“Someone can’t forgive with a broken heart. We need first to heal our wounds…Then start the work of peace and reconciliation.”
So says Cécile Nyiramana, a peacebuilder from Rwanda at the British Quakers’ engaging exhibition This Light that Pushes Me. Cécile brought together the wives of victims of the Rwandan genocide to meet with the wives of prisoners, to break down barriers between people who saw each other as enemies. “Without forgiving, it is not easy to love someone,” she says, and with love comes the opportunity to seek the good in others.
The exhibition, which opened in the same week that saw the 20th anniversary of the start of the Rwandan genocide, is at the Quaker centre in London, Friends House. It features testimonies including text and photographs of over 20 peacebuilders, all from sub-Saharan African countries and follows their journeys transforming suffering into social change. All of those involved are either Quakers or involved with Quaker work and all have experienced violence.
More than 40 peacebuilders in Africa offered their stories and conducted many of the interviews with one another. The stories were gathered and edited by Laura Shipler Chico, programme manager for Peacebuilding in East Africa for Quaker Peace and Social Witness, a department of Quakers in Britain.
Speaking about the inspiration for the project, Laura Shipler Chico said: “Weaving throughout these stories is the belief that somewhere within our imperfect selves, however hidden under layers of grief, loss, tragedy, hurt, and disillusion, there is something good, something wise, something knowing. And it is this divine kernel that pushes us to keep struggling to fix our broken world; to transform hurt and grief and the human lust for vengeance into something new, into a commitment to peace no matter the cost. This book invites us to do what the peacebuilders in this book have been striving to do for a long time: listen – with simplicity – for the truth. And when we hear it, let us walk side by side right into the heart of hurt, the deep and frightening darkness, and look for light.”

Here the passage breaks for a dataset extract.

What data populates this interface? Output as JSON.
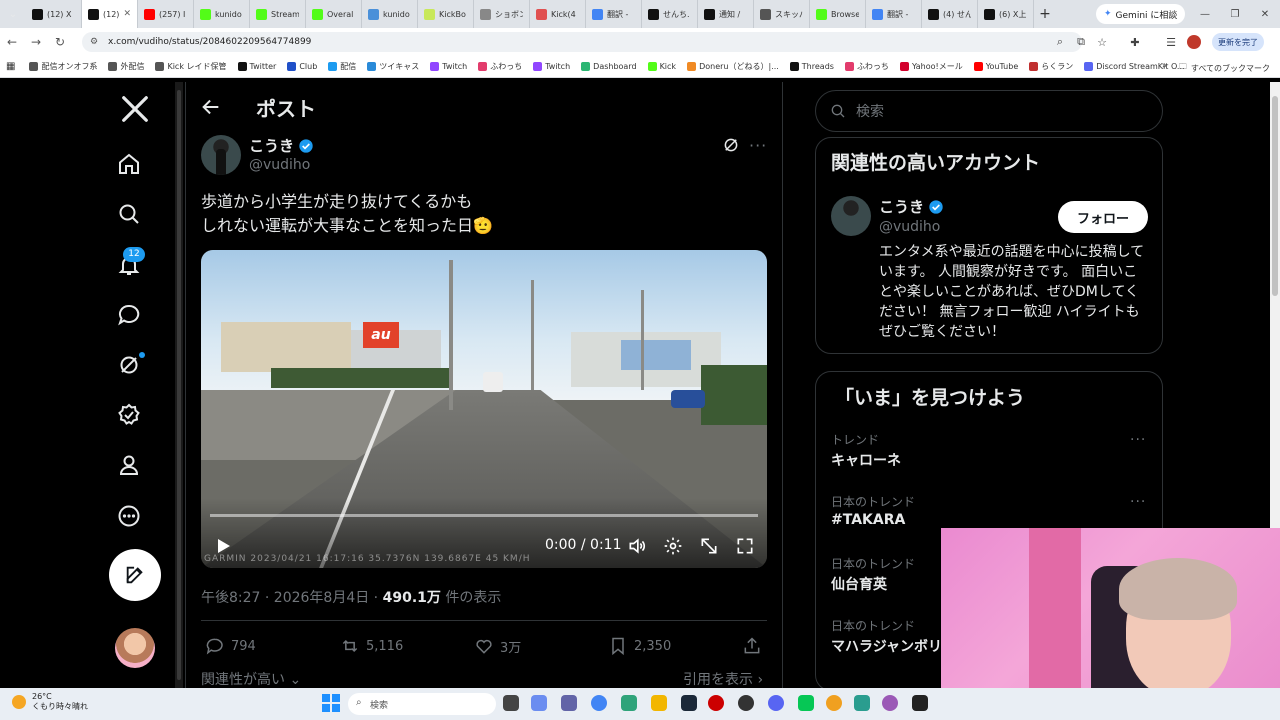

The exhibition in Friends House is on until 08/05/2014 and is accompanied by a series of film nights.
You can hear some of the peacebuilders’ stories at http://www.quaker.org.uk/Peacebuilder-stories.